WHAT IS REQUIRED: Gather, from the data below, each line in which the word "black" occurs.

DATASET ENTRIES:
════════════════════
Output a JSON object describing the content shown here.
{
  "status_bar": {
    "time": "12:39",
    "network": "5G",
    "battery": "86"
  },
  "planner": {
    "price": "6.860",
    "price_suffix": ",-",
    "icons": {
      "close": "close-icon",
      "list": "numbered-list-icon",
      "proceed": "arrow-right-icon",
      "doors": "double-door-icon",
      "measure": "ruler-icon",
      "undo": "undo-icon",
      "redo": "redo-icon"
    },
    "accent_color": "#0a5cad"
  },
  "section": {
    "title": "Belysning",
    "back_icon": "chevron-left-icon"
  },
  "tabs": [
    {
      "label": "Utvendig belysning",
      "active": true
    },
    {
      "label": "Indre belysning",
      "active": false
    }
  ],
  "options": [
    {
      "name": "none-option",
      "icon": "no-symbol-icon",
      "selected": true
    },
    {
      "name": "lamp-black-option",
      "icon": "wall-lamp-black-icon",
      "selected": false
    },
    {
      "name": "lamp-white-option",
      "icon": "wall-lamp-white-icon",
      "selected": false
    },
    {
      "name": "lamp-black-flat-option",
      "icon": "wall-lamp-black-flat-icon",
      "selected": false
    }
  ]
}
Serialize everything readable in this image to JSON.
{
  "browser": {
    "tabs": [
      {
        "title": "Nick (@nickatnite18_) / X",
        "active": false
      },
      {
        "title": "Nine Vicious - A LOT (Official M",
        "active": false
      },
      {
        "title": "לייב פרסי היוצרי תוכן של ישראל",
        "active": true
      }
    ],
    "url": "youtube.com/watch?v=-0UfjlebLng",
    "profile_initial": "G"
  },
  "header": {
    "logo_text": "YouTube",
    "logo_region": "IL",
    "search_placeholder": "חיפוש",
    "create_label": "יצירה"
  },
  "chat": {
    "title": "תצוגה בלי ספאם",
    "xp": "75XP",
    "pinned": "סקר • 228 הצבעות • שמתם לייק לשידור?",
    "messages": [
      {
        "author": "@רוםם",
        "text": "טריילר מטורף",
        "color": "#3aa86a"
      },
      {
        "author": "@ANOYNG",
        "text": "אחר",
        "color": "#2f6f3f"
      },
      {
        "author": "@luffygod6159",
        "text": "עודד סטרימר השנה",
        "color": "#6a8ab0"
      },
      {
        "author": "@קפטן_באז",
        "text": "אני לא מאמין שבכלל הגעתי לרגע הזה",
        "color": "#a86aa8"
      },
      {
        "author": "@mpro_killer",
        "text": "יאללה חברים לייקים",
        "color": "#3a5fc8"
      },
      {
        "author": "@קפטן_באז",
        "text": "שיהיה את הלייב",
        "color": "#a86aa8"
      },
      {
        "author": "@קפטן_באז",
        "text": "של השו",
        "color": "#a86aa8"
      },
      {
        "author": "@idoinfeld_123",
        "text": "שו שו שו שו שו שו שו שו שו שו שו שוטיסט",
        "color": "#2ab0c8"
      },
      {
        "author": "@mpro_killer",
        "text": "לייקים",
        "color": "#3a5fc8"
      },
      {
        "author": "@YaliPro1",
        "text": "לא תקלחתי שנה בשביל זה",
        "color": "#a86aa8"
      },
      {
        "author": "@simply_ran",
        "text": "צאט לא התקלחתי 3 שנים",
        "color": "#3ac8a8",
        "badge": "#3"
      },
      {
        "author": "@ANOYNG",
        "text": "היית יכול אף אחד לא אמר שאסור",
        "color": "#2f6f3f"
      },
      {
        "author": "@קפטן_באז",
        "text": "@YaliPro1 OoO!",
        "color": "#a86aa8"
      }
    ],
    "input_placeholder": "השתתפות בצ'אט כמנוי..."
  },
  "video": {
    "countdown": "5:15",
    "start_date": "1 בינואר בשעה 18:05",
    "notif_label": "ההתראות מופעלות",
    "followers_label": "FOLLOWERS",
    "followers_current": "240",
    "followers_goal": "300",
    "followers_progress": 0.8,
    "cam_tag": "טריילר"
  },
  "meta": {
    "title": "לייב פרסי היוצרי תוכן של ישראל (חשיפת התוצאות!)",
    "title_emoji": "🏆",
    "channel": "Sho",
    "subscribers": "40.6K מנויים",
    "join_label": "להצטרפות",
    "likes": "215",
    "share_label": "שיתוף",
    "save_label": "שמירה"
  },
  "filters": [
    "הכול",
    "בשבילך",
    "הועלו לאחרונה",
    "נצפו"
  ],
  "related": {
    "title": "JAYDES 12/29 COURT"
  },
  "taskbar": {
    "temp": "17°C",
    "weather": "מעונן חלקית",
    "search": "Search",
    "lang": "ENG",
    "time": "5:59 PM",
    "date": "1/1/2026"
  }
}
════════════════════
REPLY:
      "name": "lamp-black-option",
      "icon": "wall-lamp-black-icon",
      "name": "lamp-black-flat-option",
      "icon": "wall-lamp-black-flat-icon",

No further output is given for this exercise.